:: What to do ::
Every entry below should be printed again exactly as it reads.

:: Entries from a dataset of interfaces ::
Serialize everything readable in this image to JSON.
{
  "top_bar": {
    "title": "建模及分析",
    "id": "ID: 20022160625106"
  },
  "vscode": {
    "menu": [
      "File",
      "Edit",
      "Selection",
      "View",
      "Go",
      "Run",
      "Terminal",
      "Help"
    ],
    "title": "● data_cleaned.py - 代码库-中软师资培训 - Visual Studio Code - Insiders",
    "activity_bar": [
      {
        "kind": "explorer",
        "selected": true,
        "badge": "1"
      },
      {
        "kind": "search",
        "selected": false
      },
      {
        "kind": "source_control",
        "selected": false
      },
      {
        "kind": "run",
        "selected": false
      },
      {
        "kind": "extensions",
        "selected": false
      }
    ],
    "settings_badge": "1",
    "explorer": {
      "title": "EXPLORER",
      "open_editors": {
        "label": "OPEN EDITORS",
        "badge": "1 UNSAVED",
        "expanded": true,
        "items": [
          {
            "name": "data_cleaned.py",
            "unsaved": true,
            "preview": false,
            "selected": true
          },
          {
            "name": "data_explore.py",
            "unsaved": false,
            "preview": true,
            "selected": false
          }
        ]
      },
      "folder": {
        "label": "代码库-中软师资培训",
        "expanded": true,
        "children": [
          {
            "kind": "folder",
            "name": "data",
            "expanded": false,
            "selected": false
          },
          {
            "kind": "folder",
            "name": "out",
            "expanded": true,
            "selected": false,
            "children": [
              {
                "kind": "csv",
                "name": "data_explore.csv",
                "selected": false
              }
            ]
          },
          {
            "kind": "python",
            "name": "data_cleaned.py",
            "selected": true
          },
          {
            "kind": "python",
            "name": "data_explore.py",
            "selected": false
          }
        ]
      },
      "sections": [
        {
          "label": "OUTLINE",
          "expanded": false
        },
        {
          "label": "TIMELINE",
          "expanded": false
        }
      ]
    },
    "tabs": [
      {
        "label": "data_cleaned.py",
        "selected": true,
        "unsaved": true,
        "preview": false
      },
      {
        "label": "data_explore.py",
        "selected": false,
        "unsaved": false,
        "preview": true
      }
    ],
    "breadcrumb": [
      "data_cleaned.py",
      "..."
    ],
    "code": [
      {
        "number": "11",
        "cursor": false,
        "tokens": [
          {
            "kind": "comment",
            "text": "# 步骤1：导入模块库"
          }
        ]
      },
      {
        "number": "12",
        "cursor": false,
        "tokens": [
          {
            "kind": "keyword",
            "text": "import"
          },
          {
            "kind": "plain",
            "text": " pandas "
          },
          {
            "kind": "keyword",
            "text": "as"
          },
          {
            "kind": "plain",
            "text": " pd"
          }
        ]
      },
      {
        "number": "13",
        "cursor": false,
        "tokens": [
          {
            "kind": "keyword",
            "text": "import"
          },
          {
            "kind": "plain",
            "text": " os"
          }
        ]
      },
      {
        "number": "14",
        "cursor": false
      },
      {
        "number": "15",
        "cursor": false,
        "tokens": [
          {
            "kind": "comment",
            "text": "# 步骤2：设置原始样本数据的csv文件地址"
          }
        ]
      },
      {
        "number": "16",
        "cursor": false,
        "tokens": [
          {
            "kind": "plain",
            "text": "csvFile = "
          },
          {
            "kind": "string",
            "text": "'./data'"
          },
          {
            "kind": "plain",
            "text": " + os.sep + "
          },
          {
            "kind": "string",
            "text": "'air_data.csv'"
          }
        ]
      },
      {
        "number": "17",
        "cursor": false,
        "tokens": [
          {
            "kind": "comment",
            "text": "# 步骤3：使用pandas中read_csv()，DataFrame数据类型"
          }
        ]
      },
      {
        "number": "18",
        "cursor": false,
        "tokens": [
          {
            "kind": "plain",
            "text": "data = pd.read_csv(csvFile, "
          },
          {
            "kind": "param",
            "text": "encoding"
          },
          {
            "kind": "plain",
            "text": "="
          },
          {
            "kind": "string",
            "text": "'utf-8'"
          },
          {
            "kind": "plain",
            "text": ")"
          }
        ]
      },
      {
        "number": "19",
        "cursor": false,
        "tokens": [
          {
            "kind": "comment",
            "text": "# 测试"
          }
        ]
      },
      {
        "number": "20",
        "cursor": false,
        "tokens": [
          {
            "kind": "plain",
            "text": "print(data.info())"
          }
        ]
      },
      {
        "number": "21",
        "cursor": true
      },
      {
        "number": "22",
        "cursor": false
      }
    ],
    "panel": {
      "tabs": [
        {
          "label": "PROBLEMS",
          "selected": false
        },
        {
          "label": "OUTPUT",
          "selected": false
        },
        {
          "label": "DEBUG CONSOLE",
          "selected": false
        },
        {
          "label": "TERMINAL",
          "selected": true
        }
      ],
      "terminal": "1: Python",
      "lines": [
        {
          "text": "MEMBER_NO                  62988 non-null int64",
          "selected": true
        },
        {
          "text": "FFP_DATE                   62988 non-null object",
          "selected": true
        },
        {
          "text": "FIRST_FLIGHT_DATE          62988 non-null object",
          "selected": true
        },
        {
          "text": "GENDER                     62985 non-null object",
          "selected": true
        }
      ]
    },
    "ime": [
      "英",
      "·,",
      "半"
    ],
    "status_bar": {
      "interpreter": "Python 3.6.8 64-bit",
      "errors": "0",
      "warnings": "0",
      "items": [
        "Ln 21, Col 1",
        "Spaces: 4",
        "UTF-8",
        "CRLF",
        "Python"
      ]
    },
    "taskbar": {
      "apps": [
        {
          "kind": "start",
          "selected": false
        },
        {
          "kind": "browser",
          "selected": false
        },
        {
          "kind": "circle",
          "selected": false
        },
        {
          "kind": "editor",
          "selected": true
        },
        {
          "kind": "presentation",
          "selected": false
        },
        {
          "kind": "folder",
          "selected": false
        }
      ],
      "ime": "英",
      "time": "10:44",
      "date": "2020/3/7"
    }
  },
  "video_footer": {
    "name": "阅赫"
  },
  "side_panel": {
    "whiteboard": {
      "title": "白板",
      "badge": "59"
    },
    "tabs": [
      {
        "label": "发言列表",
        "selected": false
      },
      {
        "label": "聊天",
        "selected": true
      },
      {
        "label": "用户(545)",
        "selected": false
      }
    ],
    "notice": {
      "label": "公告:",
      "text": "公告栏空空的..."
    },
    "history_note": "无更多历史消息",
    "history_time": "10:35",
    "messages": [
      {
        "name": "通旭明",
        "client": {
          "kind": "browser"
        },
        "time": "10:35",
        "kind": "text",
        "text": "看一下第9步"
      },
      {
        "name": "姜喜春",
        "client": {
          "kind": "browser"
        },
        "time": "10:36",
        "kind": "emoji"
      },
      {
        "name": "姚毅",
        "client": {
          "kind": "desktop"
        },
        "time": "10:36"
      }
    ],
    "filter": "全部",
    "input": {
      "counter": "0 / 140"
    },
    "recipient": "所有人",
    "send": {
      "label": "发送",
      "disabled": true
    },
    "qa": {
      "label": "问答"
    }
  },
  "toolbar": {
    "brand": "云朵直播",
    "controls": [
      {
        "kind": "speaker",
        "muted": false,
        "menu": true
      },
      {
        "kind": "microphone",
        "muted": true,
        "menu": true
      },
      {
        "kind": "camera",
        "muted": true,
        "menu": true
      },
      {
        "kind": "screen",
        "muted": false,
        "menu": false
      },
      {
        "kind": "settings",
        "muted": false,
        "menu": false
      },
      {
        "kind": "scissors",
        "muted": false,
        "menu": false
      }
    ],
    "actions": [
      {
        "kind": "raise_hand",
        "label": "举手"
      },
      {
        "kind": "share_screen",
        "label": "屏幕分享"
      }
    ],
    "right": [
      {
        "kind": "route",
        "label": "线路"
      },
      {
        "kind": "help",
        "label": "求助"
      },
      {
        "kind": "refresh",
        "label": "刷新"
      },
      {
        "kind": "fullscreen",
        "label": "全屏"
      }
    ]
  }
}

:: Output of the exercise ::
Serialize everything readable in this image to JSON.
{
  "top_bar": {
    "title": "建模及分析",
    "id": "ID: 20022160625106"
  },
  "vscode": {
    "menu": [
      "File",
      "Edit",
      "Selection",
      "View",
      "Go",
      "Run",
      "Terminal",
      "Help"
    ],
    "title": "● data_cleaned.py - 代码库-中软师资培训 - Visual Studio Code - Insiders",
    "activity_bar": [
      {
        "kind": "explorer",
        "selected": true,
        "badge": "1"
      },
      {
        "kind": "search",
        "selected": false
      },
      {
        "kind": "source_control",
        "selected": false
      },
      {
        "kind": "run",
        "selected": false
      },
      {
        "kind": "extensions",
        "selected": false
      }
    ],
    "settings_badge": "1",
    "explorer": {
      "title": "EXPLORER",
      "open_editors": {
        "label": "OPEN EDITORS",
        "badge": "1 UNSAVED",
        "expanded": true,
        "items": [
          {
            "name": "data_cleaned.py",
            "unsaved": true,
            "preview": false,
            "selected": true
          },
          {
            "name": "data_explore.py",
            "unsaved": false,
            "preview": true,
            "selected": false
          }
        ]
      },
      "folder": {
        "label": "代码库-中软师资培训",
        "expanded": true,
        "children": [
          {
            "kind": "folder",
            "name": "data",
            "expanded": false,
            "selected": false
          },
          {
            "kind": "folder",
            "name": "out",
            "expanded": true,
            "selected": false,
            "children": [
              {
                "kind": "csv",
                "name": "data_explore.csv",
                "selected": false
              }
            ]
          },
          {
            "kind": "python",
            "name": "data_cleaned.py",
            "selected": true
          },
          {
            "kind": "python",
            "name": "data_explore.py",
            "selected": false
          }
        ]
      },
      "sections": [
        {
          "label": "OUTLINE",
          "expanded": false
        },
        {
          "label": "TIMELINE",
          "expanded": false
        }
      ]
    },
    "tabs": [
      {
        "label": "data_cleaned.py",
        "selected": true,
        "unsaved": true,
        "preview": false
      },
      {
        "label": "data_explore.py",
        "selected": false,
        "unsaved": false,
        "preview": true
      }
    ],
    "breadcrumb": [
      "data_cleaned.py",
      "..."
    ],
    "code": [
      {
        "number": "11",
        "cursor": false,
        "tokens": [
          {
            "kind": "comment",
            "text": "# 步骤1：导入模块库"
          }
        ]
      },
      {
        "number": "12",
        "cursor": false,
        "tokens": [
          {
            "kind": "keyword",
            "text": "import"
          },
          {
            "kind": "plain",
            "text": " pandas "
          },
          {
            "kind": "keyword",
            "text": "as"
          },
          {
            "kind": "plain",
            "text": " pd"
          }
        ]
      },
      {
        "number": "13",
        "cursor": false,
        "tokens": [
          {
            "kind": "keyword",
            "text": "import"
          },
          {
            "kind": "plain",
            "text": " os"
          }
        ]
      },
      {
        "number": "14",
        "cursor": false
      },
      {
        "number": "15",
        "cursor": false,
        "tokens": [
          {
            "kind": "comment",
            "text": "# 步骤2：设置原始样本数据的csv文件地址"
          }
        ]
      },
      {
        "number": "16",
        "cursor": false,
        "tokens": [
          {
            "kind": "plain",
            "text": "csvFile = "
          },
          {
            "kind": "string",
            "text": "'./data'"
          },
          {
            "kind": "plain",
            "text": " + os.sep + "
          },
          {
            "kind": "string",
            "text": "'air_data.csv'"
          }
        ]
      },
      {
        "number": "17",
        "cursor": false,
        "tokens": [
          {
            "kind": "comment",
            "text": "# 步骤3：使用pandas中read_csv()，DataFrame数据类型"
          }
        ]
      },
      {
        "number": "18",
        "cursor": false,
        "tokens": [
          {
            "kind": "plain",
            "text": "data = pd.read_csv(csvFile, "
          },
          {
            "kind": "param",
            "text": "encoding"
          },
          {
            "kind": "plain",
            "text": "="
          },
          {
            "kind": "string",
            "text": "'utf-8'"
          },
          {
            "kind": "plain",
            "text": ")"
          }
        ]
      },
      {
        "number": "19",
        "cursor": false,
        "tokens": [
          {
            "kind": "comment",
            "text": "# 测试"
          }
        ]
      },
      {
        "number": "20",
        "cursor": false,
        "tokens": [
          {
            "kind": "plain",
            "text": "print(data.info())"
          }
        ]
      },
      {
        "number": "21",
        "cursor": true
      },
      {
        "number": "22",
        "cursor": false
      }
    ],
    "panel": {
      "tabs": [
        {
          "label": "PROBLEMS",
          "selected": false
        },
        {
          "label": "OUTPUT",
          "selected": false
        },
        {
          "label": "DEBUG CONSOLE",
          "selected": false
        },
        {
          "label": "TERMINAL",
          "selected": true
        }
      ],
      "terminal": "1: Python",
      "lines": [
        {
          "text": "MEMBER_NO                  62988 non-null int64",
          "selected": true
        },
        {
          "text": "FFP_DATE                   62988 non-null object",
          "selected": true
        },
        {
          "text": "FIRST_FLIGHT_DATE          62988 non-null object",
          "selected": true
        },
        {
          "text": "GENDER                     62985 non-null object",
          "selected": true
        }
      ]
    },
    "ime": [
      "英",
      "·,",
      "半"
    ],
    "status_bar": {
      "interpreter": "Python 3.6.8 64-bit",
      "errors": "0",
      "warnings": "0",
      "items": [
        "Ln 21, Col 1",
        "Spaces: 4",
        "UTF-8",
        "CRLF",
        "Python"
      ]
    },
    "taskbar": {
      "apps": [
        {
          "kind": "start",
          "selected": false
        },
        {
          "kind": "browser",
          "selected": false
        },
        {
          "kind": "circle",
          "selected": false
        },
        {
          "kind": "editor",
          "selected": true
        },
        {
          "kind": "presentation",
          "selected": false
        },
        {
          "kind": "folder",
          "selected": false
        }
      ],
      "ime": "英",
      "time": "10:44",
      "date": "2020/3/7"
    }
  },
  "video_footer": {
    "name": "阅赫"
  },
  "side_panel": {
    "whiteboard": {
      "title": "白板",
      "badge": "59"
    },
    "tabs": [
      {
        "label": "发言列表",
        "selected": false
      },
      {
        "label": "聊天",
        "selected": true
      },
      {
        "label": "用户(545)",
        "selected": false
      }
    ],
    "notice": {
      "label": "公告:",
      "text": "公告栏空空的..."
    },
    "history_note": "无更多历史消息",
    "history_time": "10:35",
    "messages": [
      {
        "name": "通旭明",
        "client": {
          "kind": "browser"
        },
        "time": "10:35",
        "kind": "text",
        "text": "看一下第9步"
      },
      {
        "name": "姜喜春",
        "client": {
          "kind": "browser"
        },
        "time": "10:36",
        "kind": "emoji"
      },
      {
        "name": "姚毅",
        "client": {
          "kind": "desktop"
        },
        "time": "10:36"
      }
    ],
    "filter": "全部",
    "input": {
      "counter": "0 / 140"
    },
    "recipient": "所有人",
    "send": {
      "label": "发送",
      "disabled": true
    },
    "qa": {
      "label": "问答"
    }
  },
  "toolbar": {
    "brand": "云朵直播",
    "controls": [
      {
        "kind": "speaker",
        "muted": false,
        "menu": true
      },
      {
        "kind": "microphone",
        "muted": true,
        "menu": true
      },
      {
        "kind": "camera",
        "muted": true,
        "menu": true
      },
      {
        "kind": "screen",
        "muted": false,
        "menu": false
      },
      {
        "kind": "settings",
        "muted": false,
        "menu": false
      },
      {
        "kind": "scissors",
        "muted": false,
        "menu": false
      }
    ],
    "actions": [
      {
        "kind": "raise_hand",
        "label": "举手"
      },
      {
        "kind": "share_screen",
        "label": "屏幕分享"
      }
    ],
    "right": [
      {
        "kind": "route",
        "label": "线路"
      },
      {
        "kind": "help",
        "label": "求助"
      },
      {
        "kind": "refresh",
        "label": "刷新"
      },
      {
        "kind": "fullscreen",
        "label": "全屏"
      }
    ]
  }
}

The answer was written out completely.